* PROBLEM STATEMENT:
Report each line of the data that includes the word "highlight".

Stored items:
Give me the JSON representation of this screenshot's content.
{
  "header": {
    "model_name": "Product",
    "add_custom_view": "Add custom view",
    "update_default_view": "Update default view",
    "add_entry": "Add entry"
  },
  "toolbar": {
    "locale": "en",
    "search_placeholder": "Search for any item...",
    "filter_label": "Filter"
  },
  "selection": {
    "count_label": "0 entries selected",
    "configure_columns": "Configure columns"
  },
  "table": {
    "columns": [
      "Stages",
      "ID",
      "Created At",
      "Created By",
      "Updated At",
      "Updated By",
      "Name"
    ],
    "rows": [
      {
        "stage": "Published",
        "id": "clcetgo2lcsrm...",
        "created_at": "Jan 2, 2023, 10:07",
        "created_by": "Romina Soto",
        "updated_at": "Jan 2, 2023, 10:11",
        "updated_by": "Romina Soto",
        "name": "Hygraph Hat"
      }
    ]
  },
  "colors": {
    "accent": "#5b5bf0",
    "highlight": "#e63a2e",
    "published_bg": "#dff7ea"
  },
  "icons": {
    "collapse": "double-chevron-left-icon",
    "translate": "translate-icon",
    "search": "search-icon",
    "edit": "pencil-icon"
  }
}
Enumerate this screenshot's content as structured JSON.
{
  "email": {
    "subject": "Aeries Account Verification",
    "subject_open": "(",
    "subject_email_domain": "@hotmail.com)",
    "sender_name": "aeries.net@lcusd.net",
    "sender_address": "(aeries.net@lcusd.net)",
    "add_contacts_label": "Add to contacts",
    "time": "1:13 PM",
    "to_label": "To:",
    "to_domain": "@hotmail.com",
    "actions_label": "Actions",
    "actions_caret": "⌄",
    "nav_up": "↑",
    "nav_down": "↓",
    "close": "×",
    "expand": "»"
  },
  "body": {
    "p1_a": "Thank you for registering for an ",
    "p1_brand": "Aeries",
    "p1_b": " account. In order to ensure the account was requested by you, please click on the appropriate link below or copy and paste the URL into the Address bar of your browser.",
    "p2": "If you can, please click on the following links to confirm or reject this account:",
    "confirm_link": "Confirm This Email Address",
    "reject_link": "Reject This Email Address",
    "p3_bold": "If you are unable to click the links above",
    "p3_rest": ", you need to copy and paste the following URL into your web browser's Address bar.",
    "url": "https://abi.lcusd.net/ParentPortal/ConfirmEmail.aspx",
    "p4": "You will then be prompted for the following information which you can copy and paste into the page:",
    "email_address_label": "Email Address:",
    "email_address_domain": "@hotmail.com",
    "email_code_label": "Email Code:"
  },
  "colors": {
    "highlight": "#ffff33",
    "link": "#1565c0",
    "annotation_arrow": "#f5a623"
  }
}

* ANSWER BELOW:
    "highlight": "#e63a2e",
    "highlight": "#ffff33",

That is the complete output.